"I believe the president's proposed military strike in Syria cannot achieve its stated objectives. In fact, I fear it will make things worse,” Ryan said in a statement. “The president says a show of force will preserve our credibility. But a feckless show of force will only damage our credibility.”
Ryan’s comments came a day after Obama asked members of Congress to delay a vote on a resolution that would authorize a strike. The delay, Obama said, would provide time to pursue a diplomatic solution in cooperation with the Russian government that would force Syria to turn over its arsenal of chemical weapons to international authorities. Obama also told lawmakers that the threat of a U.S. strike needed to remain on the table throughout the negotiating process.
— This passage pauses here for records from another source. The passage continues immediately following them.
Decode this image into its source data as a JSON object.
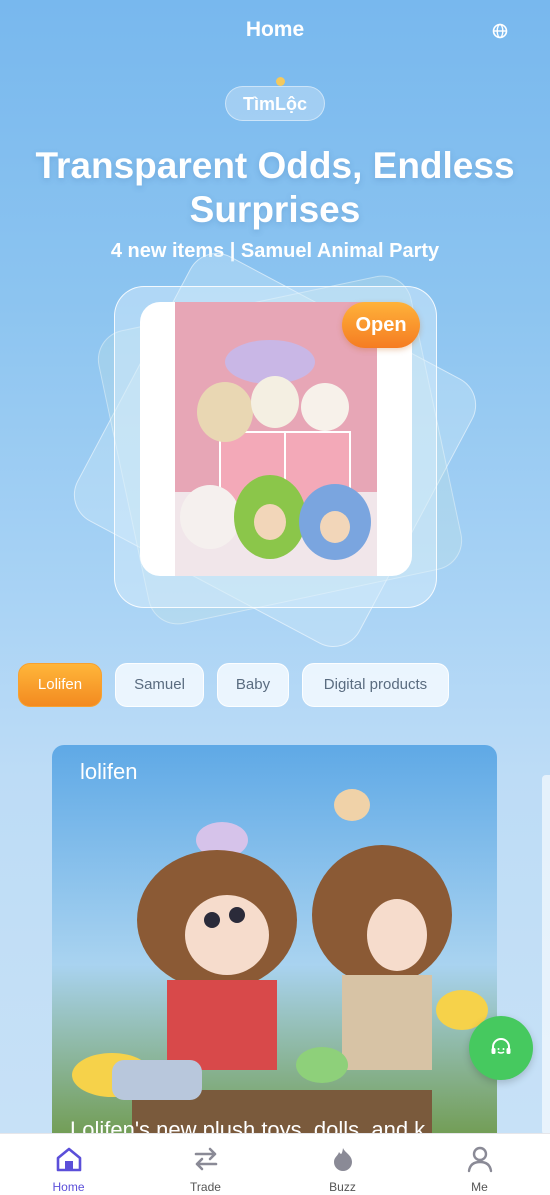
{
  "header": {
    "title": "Home",
    "globe_icon": "globe-icon"
  },
  "hero": {
    "brand": "TìmLộc",
    "headline": "Transparent Odds, Endless Surprises",
    "subline": "4 new items | Samuel Animal Party",
    "open_label": "Open"
  },
  "tabs": [
    {
      "label": "Lolifen",
      "active": true
    },
    {
      "label": "Samuel",
      "active": false
    },
    {
      "label": "Baby",
      "active": false
    },
    {
      "label": "Digital products",
      "active": false
    }
  ],
  "feature": {
    "brand_mark": "lolifen",
    "caption": "Lolifen's new plush toys, dolls, and k..."
  },
  "support_icon": "headset-icon",
  "nav": [
    {
      "label": "Home",
      "icon": "home-icon",
      "active": true
    },
    {
      "label": "Trade",
      "icon": "swap-icon",
      "active": false
    },
    {
      "label": "Buzz",
      "icon": "flame-icon",
      "active": false
    },
    {
      "label": "Me",
      "icon": "user-icon",
      "active": false
    }
  ],
  "colors": {
    "accent": "#5b4fd9",
    "orange": "#f38a20",
    "green": "#46c95f"
  }
}
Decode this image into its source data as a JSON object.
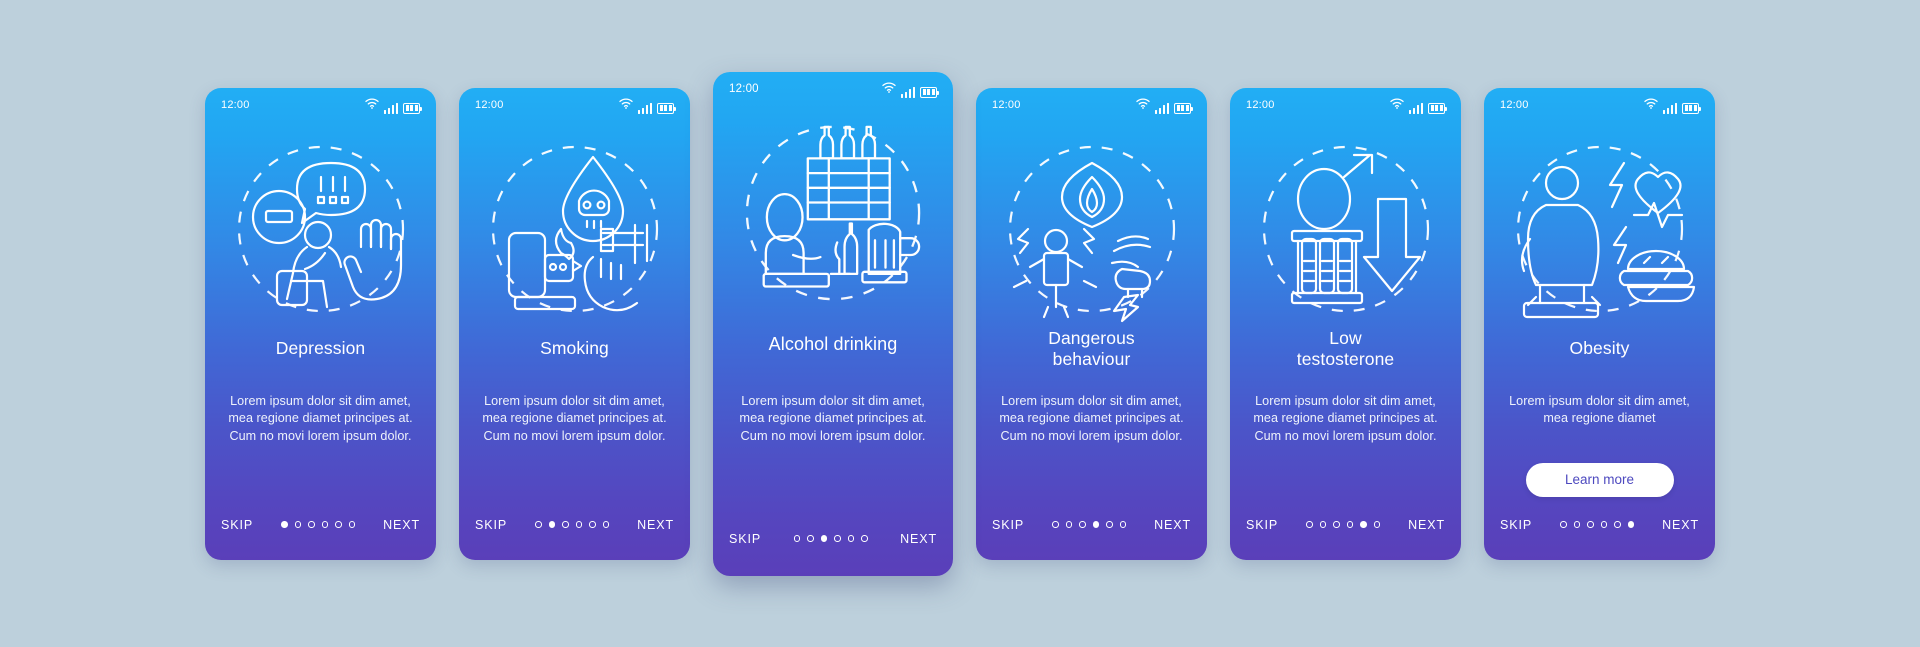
{
  "page": {
    "background_color": "#bdd0dc",
    "card_gradient_from": "#22aef4",
    "card_gradient_to": "#5a3fb9",
    "accent_text_color": "#ffffff",
    "button_text_color": "#4d49bf"
  },
  "statusbar": {
    "time": "12:00",
    "icons": [
      "wifi-icon",
      "signal-icon",
      "battery-icon"
    ]
  },
  "footer": {
    "skip_label": "SKIP",
    "next_label": "NEXT",
    "dot_count": 6
  },
  "cards": [
    {
      "id": "depression",
      "title": "Depression",
      "title_lines": [
        "Depression"
      ],
      "description": "Lorem ipsum dolor sit dim amet, mea regione diamet principes at. Cum no movi lorem ipsum dolor.",
      "active_dot": 1,
      "featured": false,
      "cta": null,
      "illustration": "depression-illustration",
      "illustration_parts": [
        "minus-sign-circle-icon",
        "speech-bubble-exclamations-icon",
        "sad-seated-person-icon",
        "raised-hand-icon",
        "dashed-circle-icon"
      ]
    },
    {
      "id": "smoking",
      "title": "Smoking",
      "title_lines": [
        "Smoking"
      ],
      "description": "Lorem ipsum dolor sit dim amet, mea regione diamet principes at. Cum no movi lorem ipsum dolor.",
      "active_dot": 2,
      "featured": false,
      "cta": null,
      "illustration": "smoking-illustration",
      "illustration_parts": [
        "skull-in-droplet-icon",
        "lighter-flame-icon",
        "cigarettes-in-hand-icon",
        "dashed-circle-icon"
      ]
    },
    {
      "id": "alcohol-drinking",
      "title": "Alcohol drinking",
      "title_lines": [
        "Alcohol drinking"
      ],
      "description": "Lorem ipsum dolor sit dim amet, mea regione diamet principes at. Cum no movi lorem ipsum dolor.",
      "active_dot": 3,
      "featured": true,
      "cta": null,
      "illustration": "alcohol-drinking-illustration",
      "illustration_parts": [
        "bottle-crate-icon",
        "drunk-person-at-bar-icon",
        "beer-mug-icon",
        "dashed-circle-icon"
      ]
    },
    {
      "id": "dangerous-behaviour",
      "title": "Dangerous behaviour",
      "title_lines": [
        "Dangerous",
        "behaviour"
      ],
      "description": "Lorem ipsum dolor sit dim amet, mea regione diamet principes at. Cum no movi lorem ipsum dolor.",
      "active_dot": 4,
      "featured": false,
      "cta": null,
      "illustration": "dangerous-behaviour-illustration",
      "illustration_parts": [
        "flaming-eye-icon",
        "angry-person-lightning-icon",
        "punching-fist-icon",
        "dashed-circle-icon"
      ]
    },
    {
      "id": "low-testosterone",
      "title": "Low testosterone",
      "title_lines": [
        "Low",
        "testosterone"
      ],
      "description": "Lorem ipsum dolor sit dim amet, mea regione diamet principes at. Cum no movi lorem ipsum dolor.",
      "active_dot": 5,
      "featured": false,
      "cta": null,
      "illustration": "low-testosterone-illustration",
      "illustration_parts": [
        "male-gender-symbol-icon",
        "test-tube-rack-icon",
        "down-arrow-icon",
        "dashed-circle-icon"
      ]
    },
    {
      "id": "obesity",
      "title": "Obesity",
      "title_lines": [
        "Obesity"
      ],
      "description": "Lorem ipsum dolor sit dim amet, mea regione diamet",
      "active_dot": 6,
      "featured": false,
      "cta": "Learn more",
      "illustration": "obesity-illustration",
      "illustration_parts": [
        "overweight-person-on-scale-icon",
        "heartbeat-icon",
        "burger-icon",
        "dashed-circle-icon"
      ]
    }
  ]
}
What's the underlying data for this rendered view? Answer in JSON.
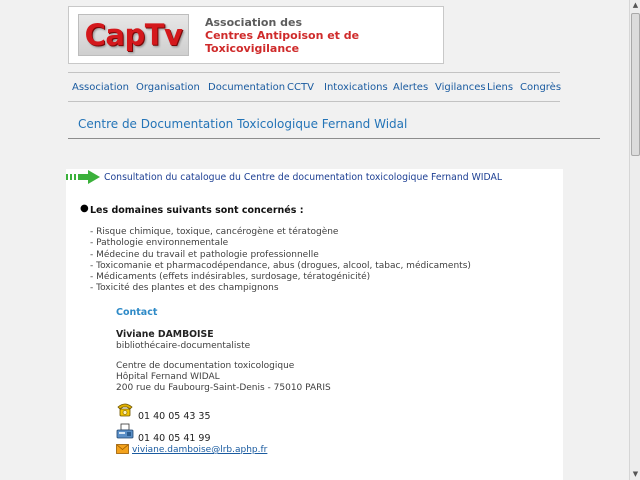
{
  "header": {
    "logo_text": "CapTv",
    "assoc_line1": "Association des",
    "assoc_line2": "Centres Antipoison et de Toxicovigilance"
  },
  "nav": {
    "items": [
      "Association",
      "Organisation",
      "Documentation",
      "CCTV",
      "Intoxications",
      "Alertes",
      "Vigilances",
      "Liens",
      "Congrès"
    ]
  },
  "page_title": "Centre de Documentation Toxicologique Fernand Widal",
  "content": {
    "consult_title": "Consultation du catalogue du Centre de documentation toxicologique Fernand WIDAL",
    "domains_heading": "Les domaines suivants sont concernés :",
    "domains": [
      "- Risque chimique, toxique, cancérogène et tératogène",
      "- Pathologie environnementale",
      "- Médecine du travail et pathologie professionnelle",
      "- Toxicomanie et pharmacodépendance, abus (drogues, alcool, tabac, médicaments)",
      "- Médicaments (effets indésirables, surdosage, tératogénicité)",
      "- Toxicité des plantes et des champignons"
    ],
    "contact": {
      "heading": "Contact",
      "name": "Viviane DAMBOISE",
      "role": "bibliothécaire-documentaliste",
      "address_1": "Centre de documentation toxicologique",
      "address_2": "Hôpital Fernand WIDAL",
      "address_3": "200 rue du Faubourg-Saint-Denis - 75010 PARIS",
      "phone": "01 40 05 43 35",
      "fax": "01 40 05 41 99",
      "email": "viviane.damboise@lrb.aphp.fr"
    }
  },
  "colors": {
    "link": "#1a5ba0",
    "title": "#2474b7",
    "logo_red": "#d4181c",
    "arrow_green": "#3bb13b"
  },
  "icons": [
    "green-arrow-icon",
    "bullet-icon",
    "telephone-icon",
    "fax-icon",
    "mail-icon"
  ]
}
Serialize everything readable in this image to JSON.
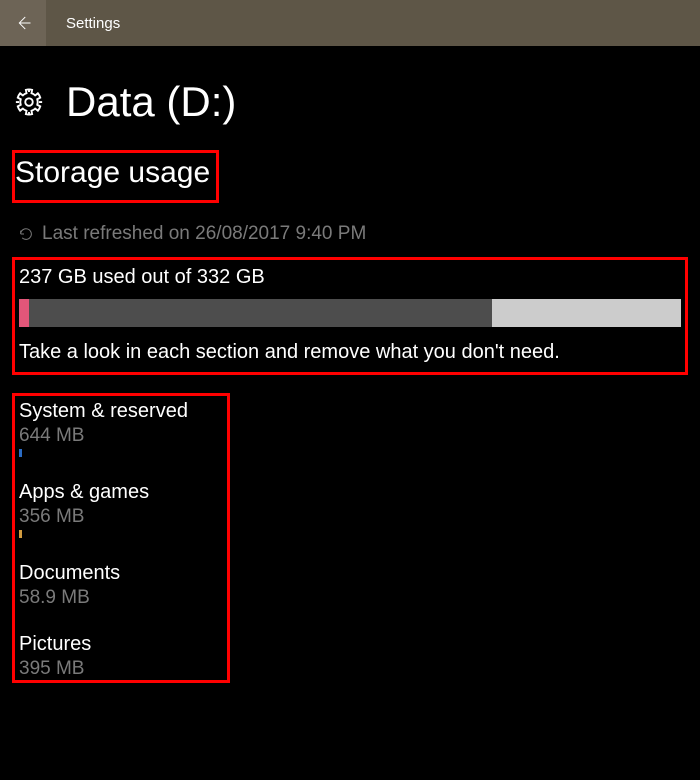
{
  "titlebar": {
    "title": "Settings"
  },
  "page": {
    "title": "Data (D:)"
  },
  "section": {
    "heading": "Storage usage"
  },
  "refresh": {
    "text": "Last refreshed on 26/08/2017 9:40 PM"
  },
  "usage": {
    "summary": "237 GB used out of 332 GB",
    "hint": "Take a look in each section and remove what you don't need.",
    "accent_color": "#e25679",
    "used_color": "#4d4d4d",
    "free_color": "#cccccc",
    "accent_percent": 1.5,
    "used_percent": 70
  },
  "categories": [
    {
      "name": "System & reserved",
      "size": "644 MB"
    },
    {
      "name": "Apps & games",
      "size": "356 MB"
    },
    {
      "name": "Documents",
      "size": "58.9 MB"
    },
    {
      "name": "Pictures",
      "size": "395 MB"
    }
  ]
}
On Tuesday night, Obama outlined his plan in an address to the nation from the White House. "This initiative has the potential to remove the threat of chemical weapons without the use of force,” Obama said.
In response, Ryan said he believed Obama’s change of course — the president called on Congress to pass a resolution only a few days ago — had “reinforced” what he called a “credibility gap.”
"After making the case for a firm, rapid response, President Obama has called for an indefinite delay,” Ryan said. “He lacks a clear strategy, and now he's following Russia's lead.”
As a vice presidential candidate last year, Ryan was critical of Obama’s inaction in Syria, which has been embroiled in civil war for more than two years. During a debate with Vice President Joe Biden in October 2012, Ryan said he agreed with the red line set by Obama that said the use of chemical weapons would provoke a U.S. response.
Before Tuesday, Ryan, who is considered a possible contender for the Republican presidential nomination in 2016, resisted taking a position before hearing more details about the president’s plan. To date, none of the potential future Republican contenders for the White House has declared public support for Obama’s actions on Syria.